The U.S. Dept. of Transportation has awarded a $15.2 million TIGER (Transportation Investment Generating Economic Recovery) grant for the Amtrak Southwest Chief Route Advancement and Improvement Project.

According to a grant notification sent to U.S. Sen. Martin Heinrich (D-NM) and others, “The Southwest Chief Route Advancement and Improvement Project allows the City of La Junta to continue the rehabilitation of the BNSF La Junta Subdivision in Colorado, adding approximately 39 miles of new continuously welded rail, and repairing over 20 miles of roadbed with new ties and ballast on the Albuquerque Subdivision in New Mexico.”

Last year, Heinrich made several stops from Raton to Las Vegas on the Amtrak Southwest Chief with Amtrak CEO Joe Boardman to discuss the future of the route and its economic impact on local communities.
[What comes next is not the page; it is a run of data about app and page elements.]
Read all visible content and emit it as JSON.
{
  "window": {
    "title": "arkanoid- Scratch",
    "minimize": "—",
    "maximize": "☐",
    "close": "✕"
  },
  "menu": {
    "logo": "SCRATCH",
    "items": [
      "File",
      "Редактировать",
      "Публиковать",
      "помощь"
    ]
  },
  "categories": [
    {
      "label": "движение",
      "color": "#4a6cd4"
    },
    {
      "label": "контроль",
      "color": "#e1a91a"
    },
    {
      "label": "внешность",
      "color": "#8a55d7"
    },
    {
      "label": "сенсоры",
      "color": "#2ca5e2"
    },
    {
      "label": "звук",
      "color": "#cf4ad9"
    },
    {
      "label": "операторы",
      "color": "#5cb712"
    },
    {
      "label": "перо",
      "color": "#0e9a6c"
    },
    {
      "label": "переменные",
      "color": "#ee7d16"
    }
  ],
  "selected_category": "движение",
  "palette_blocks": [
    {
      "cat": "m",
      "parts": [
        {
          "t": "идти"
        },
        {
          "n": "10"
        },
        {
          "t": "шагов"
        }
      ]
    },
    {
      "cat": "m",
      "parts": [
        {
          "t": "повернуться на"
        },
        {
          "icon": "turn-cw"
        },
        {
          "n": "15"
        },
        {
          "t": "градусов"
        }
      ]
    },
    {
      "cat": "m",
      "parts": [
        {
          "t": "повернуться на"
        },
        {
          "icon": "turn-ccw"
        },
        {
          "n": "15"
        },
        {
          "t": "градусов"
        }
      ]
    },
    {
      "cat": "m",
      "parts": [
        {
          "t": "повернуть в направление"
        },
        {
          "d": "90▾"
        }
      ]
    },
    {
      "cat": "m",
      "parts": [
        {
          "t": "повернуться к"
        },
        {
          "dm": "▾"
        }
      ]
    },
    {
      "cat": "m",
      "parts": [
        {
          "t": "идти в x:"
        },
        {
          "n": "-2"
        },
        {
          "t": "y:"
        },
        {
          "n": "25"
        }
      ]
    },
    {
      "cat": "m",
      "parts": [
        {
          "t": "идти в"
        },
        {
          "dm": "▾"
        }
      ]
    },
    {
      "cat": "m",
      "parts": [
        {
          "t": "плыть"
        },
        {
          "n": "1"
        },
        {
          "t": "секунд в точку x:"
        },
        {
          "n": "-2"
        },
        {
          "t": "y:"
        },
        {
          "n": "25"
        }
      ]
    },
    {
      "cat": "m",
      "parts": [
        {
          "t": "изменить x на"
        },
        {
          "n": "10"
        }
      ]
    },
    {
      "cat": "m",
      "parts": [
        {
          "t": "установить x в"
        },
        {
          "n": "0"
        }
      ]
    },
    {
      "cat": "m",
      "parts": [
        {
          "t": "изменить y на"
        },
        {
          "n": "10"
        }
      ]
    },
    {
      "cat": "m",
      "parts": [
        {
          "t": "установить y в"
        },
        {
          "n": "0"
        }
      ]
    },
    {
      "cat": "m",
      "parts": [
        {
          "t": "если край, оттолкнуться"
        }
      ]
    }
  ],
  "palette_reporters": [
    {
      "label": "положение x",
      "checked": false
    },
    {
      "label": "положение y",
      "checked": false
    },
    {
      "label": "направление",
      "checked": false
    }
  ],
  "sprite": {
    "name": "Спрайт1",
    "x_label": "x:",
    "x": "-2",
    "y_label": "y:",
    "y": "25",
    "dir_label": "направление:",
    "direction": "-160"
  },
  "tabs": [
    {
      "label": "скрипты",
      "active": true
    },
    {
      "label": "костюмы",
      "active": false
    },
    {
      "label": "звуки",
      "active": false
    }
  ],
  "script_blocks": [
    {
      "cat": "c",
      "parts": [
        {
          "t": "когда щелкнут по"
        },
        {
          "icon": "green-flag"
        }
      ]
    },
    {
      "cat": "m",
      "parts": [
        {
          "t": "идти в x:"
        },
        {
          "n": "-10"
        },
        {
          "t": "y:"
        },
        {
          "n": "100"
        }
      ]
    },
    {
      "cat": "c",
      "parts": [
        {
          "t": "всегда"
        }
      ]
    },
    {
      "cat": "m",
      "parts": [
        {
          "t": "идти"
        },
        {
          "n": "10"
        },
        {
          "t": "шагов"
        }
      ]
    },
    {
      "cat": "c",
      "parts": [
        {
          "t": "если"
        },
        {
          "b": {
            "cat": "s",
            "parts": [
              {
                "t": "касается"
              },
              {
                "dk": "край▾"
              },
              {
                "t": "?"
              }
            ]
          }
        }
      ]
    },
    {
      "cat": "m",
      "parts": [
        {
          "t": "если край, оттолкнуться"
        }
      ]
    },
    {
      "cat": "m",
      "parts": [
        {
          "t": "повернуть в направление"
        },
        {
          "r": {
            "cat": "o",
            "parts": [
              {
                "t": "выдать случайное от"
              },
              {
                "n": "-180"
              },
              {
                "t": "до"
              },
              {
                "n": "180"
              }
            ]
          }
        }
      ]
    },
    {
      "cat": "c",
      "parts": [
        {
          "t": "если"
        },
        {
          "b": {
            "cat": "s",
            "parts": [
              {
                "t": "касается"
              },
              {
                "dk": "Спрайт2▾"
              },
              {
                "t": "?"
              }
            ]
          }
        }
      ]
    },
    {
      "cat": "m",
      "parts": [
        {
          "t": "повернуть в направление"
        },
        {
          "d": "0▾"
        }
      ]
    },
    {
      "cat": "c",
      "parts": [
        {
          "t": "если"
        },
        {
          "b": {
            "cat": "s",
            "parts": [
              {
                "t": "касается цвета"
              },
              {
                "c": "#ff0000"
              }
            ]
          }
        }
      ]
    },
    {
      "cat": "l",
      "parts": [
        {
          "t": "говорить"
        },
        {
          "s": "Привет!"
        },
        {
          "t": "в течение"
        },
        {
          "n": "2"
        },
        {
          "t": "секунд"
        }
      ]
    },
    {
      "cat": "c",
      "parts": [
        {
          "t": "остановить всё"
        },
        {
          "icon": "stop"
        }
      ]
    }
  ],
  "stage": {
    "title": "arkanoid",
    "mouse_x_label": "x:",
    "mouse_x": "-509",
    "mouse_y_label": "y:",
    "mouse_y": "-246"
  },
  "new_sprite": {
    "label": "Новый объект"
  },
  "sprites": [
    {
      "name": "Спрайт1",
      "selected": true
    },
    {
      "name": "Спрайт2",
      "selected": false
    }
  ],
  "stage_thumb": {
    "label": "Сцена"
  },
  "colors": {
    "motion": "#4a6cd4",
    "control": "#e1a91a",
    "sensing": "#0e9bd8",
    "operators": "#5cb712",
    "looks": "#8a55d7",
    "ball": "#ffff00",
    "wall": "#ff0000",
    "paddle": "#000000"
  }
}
They stopped at stations in Raton, Cimarron, and Las Vegas, including a special visit to Philmont Scout Ranch where Heinrich met with leaders of the Boy Scouts of America camp.

“The Southwest Chief isn’t just a railroad route in New Mexico, it serves as an economic engine that connects communities from Gallup to Raton to the rest of the nation,” Heinrich said. “These critical capital improvements will ensure that Boy Scouts from across the country can experience the Philmont Ranch and will help communities like Las Vegas and Lamy stay connected to major cities and tourism dollars.”

Sen. Tom Udall, who has been a strong supporter of the Southwest Chief for many years, said “From Raton to Gallup, communities across our state depend on the Southwest Chief as an economic engine. Its future has been uncertain, but this $15 million investment will strengthen the rail line and help ensure it keeps bringing visitors and business to New Mexico. As our state’s senior senator and a member of the Senate Appropriations Committee, I’ve always been proud to fight for rural transportation infrastructure like the iconic Southwest Chief.”

In spring 2015, Tom Church, Cabinet secretary of the New Mexico Department of Transportation, told the Santa Fe New Mexican, “We are coordinating an effort with the Southwest Chief Coalition for the Northern New Mexico cities and counties to develop a TIGER grant through the federal Transportation Department.”

BNSF Railway owns the tracks that the Southwest Chief traverses in western Kansas, Colorado and Northern New Mexico. It had told Amtrak and the three states that it wouldn’t maintain the tracks after the end of this year.

Amtrak has said about 22,000 Boy Scouts travel each summer to the Philmont Scout Ranch and about 20 percent of them arrive in Raton by train, which accounts for half the business at the Raton station.